(Website and app data records)
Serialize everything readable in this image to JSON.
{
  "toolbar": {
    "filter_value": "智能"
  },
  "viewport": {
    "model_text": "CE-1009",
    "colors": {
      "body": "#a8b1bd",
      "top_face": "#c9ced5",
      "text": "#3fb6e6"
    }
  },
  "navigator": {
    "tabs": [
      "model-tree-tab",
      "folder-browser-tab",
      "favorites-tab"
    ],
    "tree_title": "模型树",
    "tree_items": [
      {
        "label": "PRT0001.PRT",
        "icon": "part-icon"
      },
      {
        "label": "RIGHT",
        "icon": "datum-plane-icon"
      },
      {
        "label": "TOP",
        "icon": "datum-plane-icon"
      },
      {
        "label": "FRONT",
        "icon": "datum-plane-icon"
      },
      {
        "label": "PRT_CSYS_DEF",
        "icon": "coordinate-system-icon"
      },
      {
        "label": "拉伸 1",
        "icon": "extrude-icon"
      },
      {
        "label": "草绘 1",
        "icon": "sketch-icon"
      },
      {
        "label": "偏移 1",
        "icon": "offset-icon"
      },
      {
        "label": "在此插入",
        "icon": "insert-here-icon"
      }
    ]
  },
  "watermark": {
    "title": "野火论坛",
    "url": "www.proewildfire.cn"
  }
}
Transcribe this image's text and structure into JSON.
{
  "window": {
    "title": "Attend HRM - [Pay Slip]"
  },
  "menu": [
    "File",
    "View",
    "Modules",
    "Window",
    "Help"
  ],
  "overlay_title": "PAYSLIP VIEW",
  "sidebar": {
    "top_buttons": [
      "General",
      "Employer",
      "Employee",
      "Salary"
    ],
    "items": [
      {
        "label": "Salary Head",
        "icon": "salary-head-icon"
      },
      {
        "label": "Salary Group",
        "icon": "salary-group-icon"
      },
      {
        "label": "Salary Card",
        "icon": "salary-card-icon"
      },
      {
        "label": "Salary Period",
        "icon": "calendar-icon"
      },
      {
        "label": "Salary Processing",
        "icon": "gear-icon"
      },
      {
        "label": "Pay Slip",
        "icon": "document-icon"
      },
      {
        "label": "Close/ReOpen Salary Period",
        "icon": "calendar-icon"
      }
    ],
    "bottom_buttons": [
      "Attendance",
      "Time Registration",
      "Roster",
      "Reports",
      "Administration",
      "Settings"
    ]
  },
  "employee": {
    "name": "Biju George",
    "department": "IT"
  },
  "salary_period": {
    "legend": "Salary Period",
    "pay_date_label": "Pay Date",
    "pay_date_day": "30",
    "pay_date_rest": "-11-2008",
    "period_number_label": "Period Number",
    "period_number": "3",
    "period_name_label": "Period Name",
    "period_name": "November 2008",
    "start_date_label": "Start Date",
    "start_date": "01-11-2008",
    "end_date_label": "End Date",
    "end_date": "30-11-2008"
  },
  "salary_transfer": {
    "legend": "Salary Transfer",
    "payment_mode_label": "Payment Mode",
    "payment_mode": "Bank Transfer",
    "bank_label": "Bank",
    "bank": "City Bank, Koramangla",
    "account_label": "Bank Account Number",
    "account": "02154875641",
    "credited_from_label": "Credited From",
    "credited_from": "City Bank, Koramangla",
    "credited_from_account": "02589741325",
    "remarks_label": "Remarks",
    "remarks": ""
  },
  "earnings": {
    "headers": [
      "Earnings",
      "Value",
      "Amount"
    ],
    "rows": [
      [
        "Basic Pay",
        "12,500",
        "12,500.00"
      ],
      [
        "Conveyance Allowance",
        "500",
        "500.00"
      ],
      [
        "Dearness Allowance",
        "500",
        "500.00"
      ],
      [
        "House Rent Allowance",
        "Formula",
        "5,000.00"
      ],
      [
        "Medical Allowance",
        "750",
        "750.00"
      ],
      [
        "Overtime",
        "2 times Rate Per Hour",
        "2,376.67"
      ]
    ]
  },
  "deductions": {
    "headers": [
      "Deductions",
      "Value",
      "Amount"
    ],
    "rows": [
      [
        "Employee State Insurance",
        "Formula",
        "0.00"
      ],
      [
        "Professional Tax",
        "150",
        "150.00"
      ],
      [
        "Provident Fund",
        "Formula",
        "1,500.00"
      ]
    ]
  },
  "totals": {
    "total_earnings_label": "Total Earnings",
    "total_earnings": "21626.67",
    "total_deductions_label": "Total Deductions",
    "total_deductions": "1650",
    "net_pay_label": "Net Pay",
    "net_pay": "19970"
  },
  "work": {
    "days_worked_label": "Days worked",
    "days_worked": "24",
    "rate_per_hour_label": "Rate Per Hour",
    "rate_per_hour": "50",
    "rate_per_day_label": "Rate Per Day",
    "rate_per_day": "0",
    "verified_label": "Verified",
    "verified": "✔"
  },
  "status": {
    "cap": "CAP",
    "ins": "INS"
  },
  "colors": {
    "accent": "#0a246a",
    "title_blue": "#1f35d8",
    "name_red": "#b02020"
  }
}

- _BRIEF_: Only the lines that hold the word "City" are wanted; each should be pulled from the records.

- _SOLVED EXERCISE_:
    "bank": "City Bank, Koramangla",
    "credited_from": "City Bank, Koramangla",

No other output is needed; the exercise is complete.